Although the study was performed in rats, it may be applicable to humans—but that's still far from certain. "It's important to remember that this study was conducted in rats not humans, however, there are many similarities between the two reproductive systems," says Richard Sharpe, Ph.D., who co-led the study at the University of Edinburgh's MRC Centre for Reproductive Health in the U.K. "We now need to understand how these drugs affect a baby's reproductive development in the womb so that we can further understand their full effect."
In addition, more research is needed to see what the minimum dosage to have these negative effects would be for humans. Sharpe and his colleagues gave the rodents an acetaminophen dose higher than the equivalent in humans, but rats are less sensitive to it so the amount used may actually be comparable.

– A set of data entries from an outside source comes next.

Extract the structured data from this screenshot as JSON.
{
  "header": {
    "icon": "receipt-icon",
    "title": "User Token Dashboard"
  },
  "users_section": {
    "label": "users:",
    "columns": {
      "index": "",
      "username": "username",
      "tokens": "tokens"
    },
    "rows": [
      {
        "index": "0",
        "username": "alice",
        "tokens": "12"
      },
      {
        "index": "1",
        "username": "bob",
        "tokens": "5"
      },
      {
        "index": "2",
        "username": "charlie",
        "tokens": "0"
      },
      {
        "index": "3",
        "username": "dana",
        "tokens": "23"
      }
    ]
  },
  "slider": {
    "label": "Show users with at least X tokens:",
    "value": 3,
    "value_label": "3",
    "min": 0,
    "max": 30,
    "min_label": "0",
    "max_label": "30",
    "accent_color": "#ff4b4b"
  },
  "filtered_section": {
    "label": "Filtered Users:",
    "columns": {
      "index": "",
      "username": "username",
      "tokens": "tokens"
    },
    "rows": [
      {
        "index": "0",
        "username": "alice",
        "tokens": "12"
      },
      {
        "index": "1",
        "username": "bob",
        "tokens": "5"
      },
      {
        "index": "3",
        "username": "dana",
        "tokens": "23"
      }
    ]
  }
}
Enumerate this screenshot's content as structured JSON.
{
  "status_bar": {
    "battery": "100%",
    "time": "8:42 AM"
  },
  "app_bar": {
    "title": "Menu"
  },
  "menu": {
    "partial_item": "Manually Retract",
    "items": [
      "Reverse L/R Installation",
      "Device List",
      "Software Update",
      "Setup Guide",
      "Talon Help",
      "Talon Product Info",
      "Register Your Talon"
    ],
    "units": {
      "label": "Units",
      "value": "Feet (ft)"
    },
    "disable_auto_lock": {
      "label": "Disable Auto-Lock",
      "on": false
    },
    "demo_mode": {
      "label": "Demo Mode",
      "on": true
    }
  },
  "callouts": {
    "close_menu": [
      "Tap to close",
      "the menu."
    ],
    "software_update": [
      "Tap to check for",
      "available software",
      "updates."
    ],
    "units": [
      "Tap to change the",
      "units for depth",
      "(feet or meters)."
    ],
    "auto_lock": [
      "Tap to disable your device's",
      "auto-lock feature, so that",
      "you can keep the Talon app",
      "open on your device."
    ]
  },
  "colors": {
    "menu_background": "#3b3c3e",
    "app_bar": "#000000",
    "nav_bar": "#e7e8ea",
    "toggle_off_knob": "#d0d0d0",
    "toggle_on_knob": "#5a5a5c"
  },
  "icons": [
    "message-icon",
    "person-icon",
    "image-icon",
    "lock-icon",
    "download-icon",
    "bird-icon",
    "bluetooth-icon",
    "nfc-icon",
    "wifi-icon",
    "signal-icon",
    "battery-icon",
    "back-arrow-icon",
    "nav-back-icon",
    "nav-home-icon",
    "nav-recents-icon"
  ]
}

The dose of indomethacin was similar to the equivalent in humans. "Assuming the rat effects would also occur in humans, we do not know how long an exposure would be necessary, though we suspect that it would be longer rather than shorter than for the rats," Sharpe says. "We see some effects of just one dose of indomethacin on fetal ovaries in rats, so we do not even know for sure what is the minimum time of exposure necessary to induce effects in rats, let alone humans."
Another issue in figuring out safety of the drugs for humans is how early in pregnancy they are taken. "It is likely that 'when' exposure occurs is as important as 'for how long,'" Sharpe says. "We suspect that exposure early in pregnancy—before 12 weeks—will be most important."
Greater asthma risk
Another study that actually did involve humans showed that the children of moms who had taken acetaminophen in pregnancy were more likely to have asthma at three and seven years old. Researchers in Europe looked at data from 114,500 children in Norway to compare those who had asthma (5.7 percent at three years old and 5.1 percent at seven) with those whose moms had taken acetaminophen during pregnancy, and found a link.
Even more important, the researchers were able to see why the moms had taken the med—for fever, pain or the flu—and to compare to moms who had the same symptoms but didn't take the drug. By looking at the data this way, they were able to rule out the symptom itself as being a reason for the increase in asthma risk. In addition, they looked at the mothers' and fathers' acetaminophen use outside pregnancy, to confirm that it was the drugs' use during pregnancy specifically, and not any outside factors or health behaviors, that was the cause. The study authors theorize that the drug could cause an increase in "oxidative stress" (the difficulty of the body to fight off toxins) during pregnancy, which is thought to raise the risk of asthma.
Although there have been other studies that looked at acetaminophen use during pregnancy and asthma, this was the largest, and the first to compare pregnant moms' symptoms with and without the drug to the risk of childhood asthma. But, the study authors weren't able to confirm the severity of the mothers' symptoms, or how much acetaminophen the pregnant women took.
Should you take Tylenol or Advil if you're pregnant?
Advil is already not recommended in pregnancy, especially during the last trimester, because of the risk of certain birth defects and complications for delivery. Tylenol is generally considered safe in pregnancy—although the FDA did recently review its position based on other studies concerning acetaminophen's safety, and found the research "too limited" to make any recommendations against its use.
The benefits of taking any drug during pregnancy have to be weighed against the risks—being in a lot of pain during pregnancy isn't good either. The authors of both studies advise pregnant women to stick with the current recommendations for now. But, Sharpe does recommend to use the lowest possible dose for the shortest period of time, just to be on the safe side.